Based on these facts, the image of the IMF could well be seen as follows: 1. The IMF is an apparatus formed to work for or with imperialist countries to spread their power over poor countries. (Nowshad The IMF: Development or Hindrance) 2. The IMF is a financial institution that pulls the countries that are being roasted in the pan into the hearth. 3. The IMF is an organization that dictates unbearable conditions to borrowing countries and systematically and fraudulently devours them like a shark. 4. The IMF also serves as an agent for financial colonialism, which is a form of neo-liberalism.
The IMF is also seen by corrupt and swindling politicians as the washroom that cleanses their sins, and they consider it their last resort for escape when they cannot spot any other option to circumvent the problem.
What could be concluded on the basis of the above brief survey and analysis of the IMF is that there is a manifest contradiction between their objectives and their practices, that is, between what they say in their manifesto, namely, ‘to achieve sustainable growth and prosperity for all of its 170 odd member countries and reduce poverty around the world’, and what is practiced in the field.

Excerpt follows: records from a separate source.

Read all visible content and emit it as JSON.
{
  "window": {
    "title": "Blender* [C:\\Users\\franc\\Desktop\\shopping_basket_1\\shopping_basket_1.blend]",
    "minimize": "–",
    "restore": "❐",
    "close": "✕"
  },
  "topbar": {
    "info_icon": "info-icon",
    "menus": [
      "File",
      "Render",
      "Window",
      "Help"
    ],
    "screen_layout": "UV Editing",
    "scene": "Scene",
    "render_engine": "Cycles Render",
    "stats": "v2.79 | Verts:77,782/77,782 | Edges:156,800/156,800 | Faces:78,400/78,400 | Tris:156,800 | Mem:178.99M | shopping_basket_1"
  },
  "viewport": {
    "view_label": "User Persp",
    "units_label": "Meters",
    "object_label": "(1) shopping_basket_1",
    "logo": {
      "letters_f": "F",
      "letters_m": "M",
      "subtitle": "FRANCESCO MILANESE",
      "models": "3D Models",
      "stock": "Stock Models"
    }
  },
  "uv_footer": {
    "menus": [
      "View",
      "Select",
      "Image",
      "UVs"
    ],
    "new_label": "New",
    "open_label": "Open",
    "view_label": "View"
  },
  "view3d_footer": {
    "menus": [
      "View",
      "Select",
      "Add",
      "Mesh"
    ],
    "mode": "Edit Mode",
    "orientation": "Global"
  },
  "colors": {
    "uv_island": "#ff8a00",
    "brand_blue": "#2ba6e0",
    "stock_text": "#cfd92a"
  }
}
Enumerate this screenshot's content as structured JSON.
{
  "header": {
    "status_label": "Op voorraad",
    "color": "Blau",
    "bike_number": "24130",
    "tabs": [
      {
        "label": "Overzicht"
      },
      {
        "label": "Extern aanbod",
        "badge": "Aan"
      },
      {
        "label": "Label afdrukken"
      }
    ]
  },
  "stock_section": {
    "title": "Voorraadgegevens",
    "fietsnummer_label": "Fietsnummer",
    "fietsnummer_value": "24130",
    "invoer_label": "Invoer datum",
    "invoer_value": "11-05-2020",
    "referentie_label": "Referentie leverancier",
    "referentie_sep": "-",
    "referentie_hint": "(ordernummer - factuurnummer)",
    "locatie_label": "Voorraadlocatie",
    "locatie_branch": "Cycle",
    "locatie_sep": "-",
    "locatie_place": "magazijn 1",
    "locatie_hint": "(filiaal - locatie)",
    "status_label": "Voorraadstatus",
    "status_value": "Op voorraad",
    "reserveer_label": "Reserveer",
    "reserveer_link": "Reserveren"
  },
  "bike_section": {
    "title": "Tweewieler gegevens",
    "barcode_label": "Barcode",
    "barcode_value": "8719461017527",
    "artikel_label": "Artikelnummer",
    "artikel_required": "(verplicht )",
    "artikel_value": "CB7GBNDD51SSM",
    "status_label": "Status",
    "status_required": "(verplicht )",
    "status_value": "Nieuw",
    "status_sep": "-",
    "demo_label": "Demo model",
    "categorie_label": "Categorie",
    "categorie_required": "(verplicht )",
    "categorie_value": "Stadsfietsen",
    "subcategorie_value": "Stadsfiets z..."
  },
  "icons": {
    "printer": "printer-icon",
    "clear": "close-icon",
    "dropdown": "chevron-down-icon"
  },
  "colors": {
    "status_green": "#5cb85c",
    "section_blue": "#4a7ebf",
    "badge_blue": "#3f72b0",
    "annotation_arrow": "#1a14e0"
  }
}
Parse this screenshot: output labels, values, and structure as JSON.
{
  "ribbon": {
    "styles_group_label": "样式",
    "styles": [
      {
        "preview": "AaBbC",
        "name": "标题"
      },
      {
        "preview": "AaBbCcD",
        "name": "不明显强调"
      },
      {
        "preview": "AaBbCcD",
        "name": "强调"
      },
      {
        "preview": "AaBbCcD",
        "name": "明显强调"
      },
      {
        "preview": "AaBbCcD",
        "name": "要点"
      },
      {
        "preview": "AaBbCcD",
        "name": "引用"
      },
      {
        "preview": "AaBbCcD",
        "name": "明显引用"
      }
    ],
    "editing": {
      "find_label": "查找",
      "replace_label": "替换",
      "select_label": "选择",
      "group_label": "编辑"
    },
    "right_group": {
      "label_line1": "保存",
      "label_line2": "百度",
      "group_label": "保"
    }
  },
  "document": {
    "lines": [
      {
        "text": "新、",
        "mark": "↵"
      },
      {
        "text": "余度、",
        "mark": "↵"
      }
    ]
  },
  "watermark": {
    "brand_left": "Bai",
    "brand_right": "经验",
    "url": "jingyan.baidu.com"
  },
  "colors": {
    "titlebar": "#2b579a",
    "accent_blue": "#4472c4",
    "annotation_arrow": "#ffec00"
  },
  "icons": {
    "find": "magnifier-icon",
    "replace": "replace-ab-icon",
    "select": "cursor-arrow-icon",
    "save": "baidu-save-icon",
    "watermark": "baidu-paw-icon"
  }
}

Therefore, we need to think twice before sympathizing with the IMF and ‘falling in love’ with its enticing face because the IMF reminds us of a deity in Greek mythology, the double-faced Janus, who pretends to have one set of feelings while acting under the influence of another.
(The writer is a former Prof. of Philosophy at the University of Peradeniya and can be reached via email@example.com )
Disclaimer: THE IMF -A LOAN SHARK; NOT HUMANITARIAN, SYMPATHETIC OR HELPFUL - Views expressed by writers in this section are their own and do not necessarily reflect Latheefarook.com point-of-view